:: WORK TO BE COMPLETED ::
Pictures must be dropped from the copy of the entries below; all else is returned exactly.

:: ENTRIES SUPPLIED ::
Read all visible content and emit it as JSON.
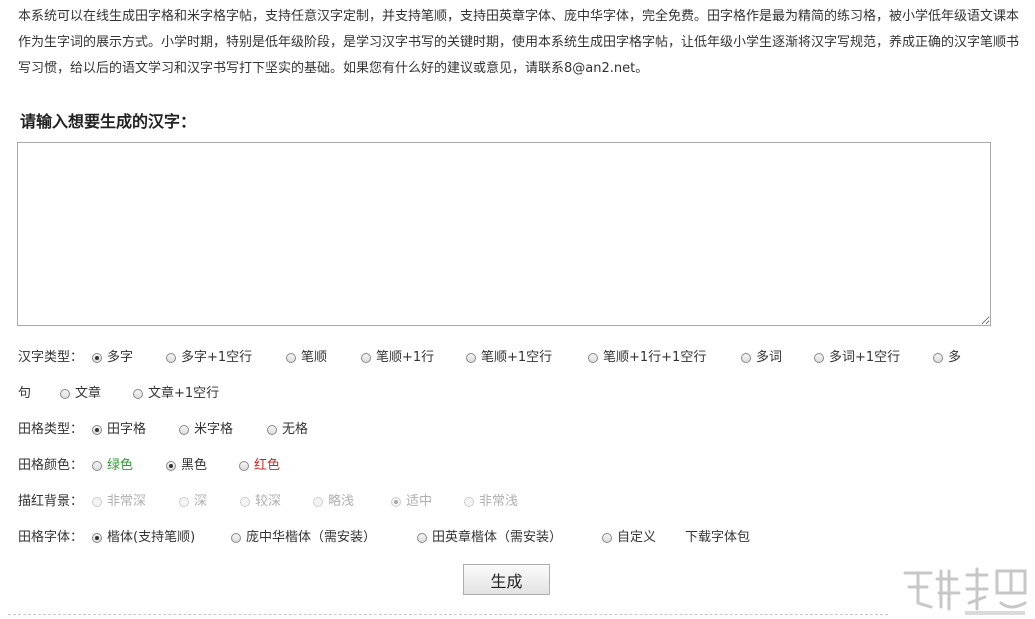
{
  "intro": {
    "text": "本系统可以在线生成田字格和米字格字帖，支持任意汉字定制，并支持笔顺，支持田英章字体、庞中华字体，完全免费。田字格作是最为精简的练习格，被小学低年级语文课本作为生字词的展示方式。小学时期，特别是低年级阶段，是学习汉字书写的关键时期，使用本系统生成田字格字帖，让低年级小学生逐渐将汉字写规范，养成正确的汉字笔顺书写习惯，给以后的语文学习和汉字书写打下坚实的基础。如果您有什么好的建议或意见，请联系8@an2.net。"
  },
  "prompt": {
    "title": "请输入想要生成的汉字：",
    "value": ""
  },
  "char_type": {
    "label": "汉字类型：",
    "options": [
      "多字",
      "多字+1空行",
      "笔顺",
      "笔顺+1行",
      "笔顺+1空行",
      "笔顺+1行+1空行",
      "多词",
      "多词+1空行",
      "多",
      "句",
      "文章",
      "文章+1空行"
    ],
    "selected": "多字"
  },
  "grid_type": {
    "label": "田格类型：",
    "options": [
      "田字格",
      "米字格",
      "无格"
    ],
    "selected": "田字格"
  },
  "grid_color": {
    "label": "田格颜色：",
    "options": [
      "绿色",
      "黑色",
      "红色"
    ],
    "selected": "黑色",
    "colors": {
      "green": "#2e9a2e",
      "red": "#c42b2b"
    }
  },
  "trace_bg": {
    "label": "描红背景：",
    "options": [
      "非常深",
      "深",
      "较深",
      "略浅",
      "适中",
      "非常浅"
    ],
    "selected": "适中"
  },
  "grid_font": {
    "label": "田格字体：",
    "options": [
      "楷体(支持笔顺)",
      "庞中华楷体（需安装）",
      "田英章楷体（需安装）",
      "自定义"
    ],
    "selected": "楷体(支持笔顺)",
    "download_link": "下载字体包"
  },
  "generate_button": {
    "label": "生成"
  }
}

:: RESULT FOR THIS TASK ::
Read all visible content and emit it as JSON.
{
  "intro": {
    "text": "本系统可以在线生成田字格和米字格字帖，支持任意汉字定制，并支持笔顺，支持田英章字体、庞中华字体，完全免费。田字格作是最为精简的练习格，被小学低年级语文课本作为生字词的展示方式。小学时期，特别是低年级阶段，是学习汉字书写的关键时期，使用本系统生成田字格字帖，让低年级小学生逐渐将汉字写规范，养成正确的汉字笔顺书写习惯，给以后的语文学习和汉字书写打下坚实的基础。如果您有什么好的建议或意见，请联系8@an2.net。"
  },
  "prompt": {
    "title": "请输入想要生成的汉字：",
    "value": ""
  },
  "char_type": {
    "label": "汉字类型：",
    "options": [
      "多字",
      "多字+1空行",
      "笔顺",
      "笔顺+1行",
      "笔顺+1空行",
      "笔顺+1行+1空行",
      "多词",
      "多词+1空行",
      "多",
      "句",
      "文章",
      "文章+1空行"
    ],
    "selected": "多字"
  },
  "grid_type": {
    "label": "田格类型：",
    "options": [
      "田字格",
      "米字格",
      "无格"
    ],
    "selected": "田字格"
  },
  "grid_color": {
    "label": "田格颜色：",
    "options": [
      "绿色",
      "黑色",
      "红色"
    ],
    "selected": "黑色",
    "colors": {
      "green": "#2e9a2e",
      "red": "#c42b2b"
    }
  },
  "trace_bg": {
    "label": "描红背景：",
    "options": [
      "非常深",
      "深",
      "较深",
      "略浅",
      "适中",
      "非常浅"
    ],
    "selected": "适中"
  },
  "grid_font": {
    "label": "田格字体：",
    "options": [
      "楷体(支持笔顺)",
      "庞中华楷体（需安装）",
      "田英章楷体（需安装）",
      "自定义"
    ],
    "selected": "楷体(支持笔顺)",
    "download_link": "下载字体包"
  },
  "generate_button": {
    "label": "生成"
  }
}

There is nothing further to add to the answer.